=== Prompt ===
Pull out all lines from the listing below in which the word "name" appears.

=== Data section ===
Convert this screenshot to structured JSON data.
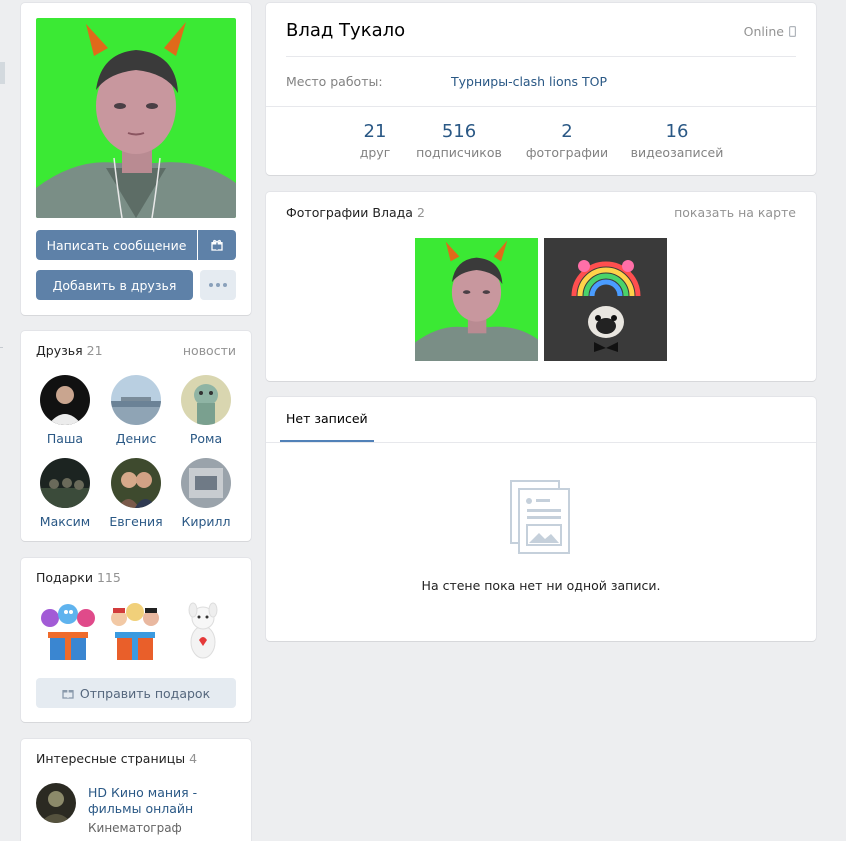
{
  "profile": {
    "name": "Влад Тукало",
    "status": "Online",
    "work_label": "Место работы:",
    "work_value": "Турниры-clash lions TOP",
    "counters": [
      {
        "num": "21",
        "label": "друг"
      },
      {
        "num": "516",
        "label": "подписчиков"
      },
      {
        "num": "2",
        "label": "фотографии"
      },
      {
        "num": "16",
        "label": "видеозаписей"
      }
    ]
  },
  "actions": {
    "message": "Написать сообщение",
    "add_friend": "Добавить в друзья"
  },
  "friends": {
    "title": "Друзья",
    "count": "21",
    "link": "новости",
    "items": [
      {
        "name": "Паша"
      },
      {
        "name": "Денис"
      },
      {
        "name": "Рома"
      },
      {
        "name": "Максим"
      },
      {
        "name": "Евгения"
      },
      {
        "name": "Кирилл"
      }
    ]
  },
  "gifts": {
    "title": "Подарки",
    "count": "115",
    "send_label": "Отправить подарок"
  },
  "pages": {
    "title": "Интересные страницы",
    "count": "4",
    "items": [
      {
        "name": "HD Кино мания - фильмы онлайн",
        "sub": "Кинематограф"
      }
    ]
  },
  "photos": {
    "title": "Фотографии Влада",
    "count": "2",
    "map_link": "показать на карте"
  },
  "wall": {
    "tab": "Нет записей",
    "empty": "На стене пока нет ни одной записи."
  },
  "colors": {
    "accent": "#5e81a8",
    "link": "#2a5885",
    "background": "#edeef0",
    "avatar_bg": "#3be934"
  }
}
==
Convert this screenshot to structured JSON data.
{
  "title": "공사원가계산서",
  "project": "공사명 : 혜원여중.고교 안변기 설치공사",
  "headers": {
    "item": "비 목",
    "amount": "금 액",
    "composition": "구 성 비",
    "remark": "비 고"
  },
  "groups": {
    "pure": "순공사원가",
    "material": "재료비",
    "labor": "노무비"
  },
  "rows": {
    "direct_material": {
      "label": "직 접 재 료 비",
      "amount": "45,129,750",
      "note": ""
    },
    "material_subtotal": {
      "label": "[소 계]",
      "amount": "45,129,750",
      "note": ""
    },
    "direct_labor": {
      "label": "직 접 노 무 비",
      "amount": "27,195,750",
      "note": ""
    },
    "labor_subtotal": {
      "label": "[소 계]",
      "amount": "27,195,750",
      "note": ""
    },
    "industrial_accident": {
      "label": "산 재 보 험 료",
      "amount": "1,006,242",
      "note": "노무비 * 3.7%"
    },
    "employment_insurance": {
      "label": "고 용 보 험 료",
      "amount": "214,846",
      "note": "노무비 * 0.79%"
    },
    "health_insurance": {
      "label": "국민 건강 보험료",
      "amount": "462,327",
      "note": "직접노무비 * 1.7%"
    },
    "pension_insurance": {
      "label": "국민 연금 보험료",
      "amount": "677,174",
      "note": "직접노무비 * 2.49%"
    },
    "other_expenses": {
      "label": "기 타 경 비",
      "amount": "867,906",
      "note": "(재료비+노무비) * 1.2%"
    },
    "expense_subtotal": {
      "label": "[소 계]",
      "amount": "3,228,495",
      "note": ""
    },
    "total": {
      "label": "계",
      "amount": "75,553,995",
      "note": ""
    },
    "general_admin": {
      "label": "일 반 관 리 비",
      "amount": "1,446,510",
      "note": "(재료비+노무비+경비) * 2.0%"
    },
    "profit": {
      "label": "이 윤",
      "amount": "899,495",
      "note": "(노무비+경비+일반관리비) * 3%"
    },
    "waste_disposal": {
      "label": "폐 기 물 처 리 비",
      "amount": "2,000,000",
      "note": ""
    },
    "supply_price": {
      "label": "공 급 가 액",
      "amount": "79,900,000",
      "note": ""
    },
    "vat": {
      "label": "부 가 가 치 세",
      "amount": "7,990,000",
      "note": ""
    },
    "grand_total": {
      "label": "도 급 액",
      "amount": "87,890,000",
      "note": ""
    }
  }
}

=== Response ===
    "name": "Влад Тукало",
        "name": "Паша"
        "name": "Денис"
        "name": "Рома"
        "name": "Максим"
        "name": "Евгения"
        "name": "Кирилл"
        "name": "HD Кино мания - фильмы онлайн",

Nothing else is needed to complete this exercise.